■ GIVEN DATA
· · · · ·

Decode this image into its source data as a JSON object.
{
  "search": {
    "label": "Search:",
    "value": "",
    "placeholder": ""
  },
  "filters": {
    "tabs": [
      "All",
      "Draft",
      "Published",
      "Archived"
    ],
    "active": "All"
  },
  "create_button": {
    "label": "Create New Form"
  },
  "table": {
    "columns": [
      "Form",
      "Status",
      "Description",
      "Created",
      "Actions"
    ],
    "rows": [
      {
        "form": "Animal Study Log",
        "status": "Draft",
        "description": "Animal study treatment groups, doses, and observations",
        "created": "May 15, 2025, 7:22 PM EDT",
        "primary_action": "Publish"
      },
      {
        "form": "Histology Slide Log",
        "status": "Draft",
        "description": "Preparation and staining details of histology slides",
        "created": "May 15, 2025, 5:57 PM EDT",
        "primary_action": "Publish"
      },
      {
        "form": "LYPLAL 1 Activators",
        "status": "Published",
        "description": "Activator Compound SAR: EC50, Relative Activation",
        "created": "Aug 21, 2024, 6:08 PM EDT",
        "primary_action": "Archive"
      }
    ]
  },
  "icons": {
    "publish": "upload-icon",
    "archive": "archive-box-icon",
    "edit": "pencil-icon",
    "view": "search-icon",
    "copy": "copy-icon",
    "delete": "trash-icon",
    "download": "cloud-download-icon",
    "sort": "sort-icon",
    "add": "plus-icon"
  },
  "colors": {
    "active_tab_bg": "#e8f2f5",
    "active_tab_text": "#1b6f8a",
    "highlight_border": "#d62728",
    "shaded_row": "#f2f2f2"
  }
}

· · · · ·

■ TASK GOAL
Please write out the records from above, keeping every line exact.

■ RESPONSE FOR THIS EXERCISE
Decode this image into its source data as a JSON object.
{
  "search": {
    "label": "Search:",
    "value": "",
    "placeholder": ""
  },
  "filters": {
    "tabs": [
      "All",
      "Draft",
      "Published",
      "Archived"
    ],
    "active": "All"
  },
  "create_button": {
    "label": "Create New Form"
  },
  "table": {
    "columns": [
      "Form",
      "Status",
      "Description",
      "Created",
      "Actions"
    ],
    "rows": [
      {
        "form": "Animal Study Log",
        "status": "Draft",
        "description": "Animal study treatment groups, doses, and observations",
        "created": "May 15, 2025, 7:22 PM EDT",
        "primary_action": "Publish"
      },
      {
        "form": "Histology Slide Log",
        "status": "Draft",
        "description": "Preparation and staining details of histology slides",
        "created": "May 15, 2025, 5:57 PM EDT",
        "primary_action": "Publish"
      },
      {
        "form": "LYPLAL 1 Activators",
        "status": "Published",
        "description": "Activator Compound SAR: EC50, Relative Activation",
        "created": "Aug 21, 2024, 6:08 PM EDT",
        "primary_action": "Archive"
      }
    ]
  },
  "icons": {
    "publish": "upload-icon",
    "archive": "archive-box-icon",
    "edit": "pencil-icon",
    "view": "search-icon",
    "copy": "copy-icon",
    "delete": "trash-icon",
    "download": "cloud-download-icon",
    "sort": "sort-icon",
    "add": "plus-icon"
  },
  "colors": {
    "active_tab_bg": "#e8f2f5",
    "active_tab_text": "#1b6f8a",
    "highlight_border": "#d62728",
    "shaded_row": "#f2f2f2"
  }
}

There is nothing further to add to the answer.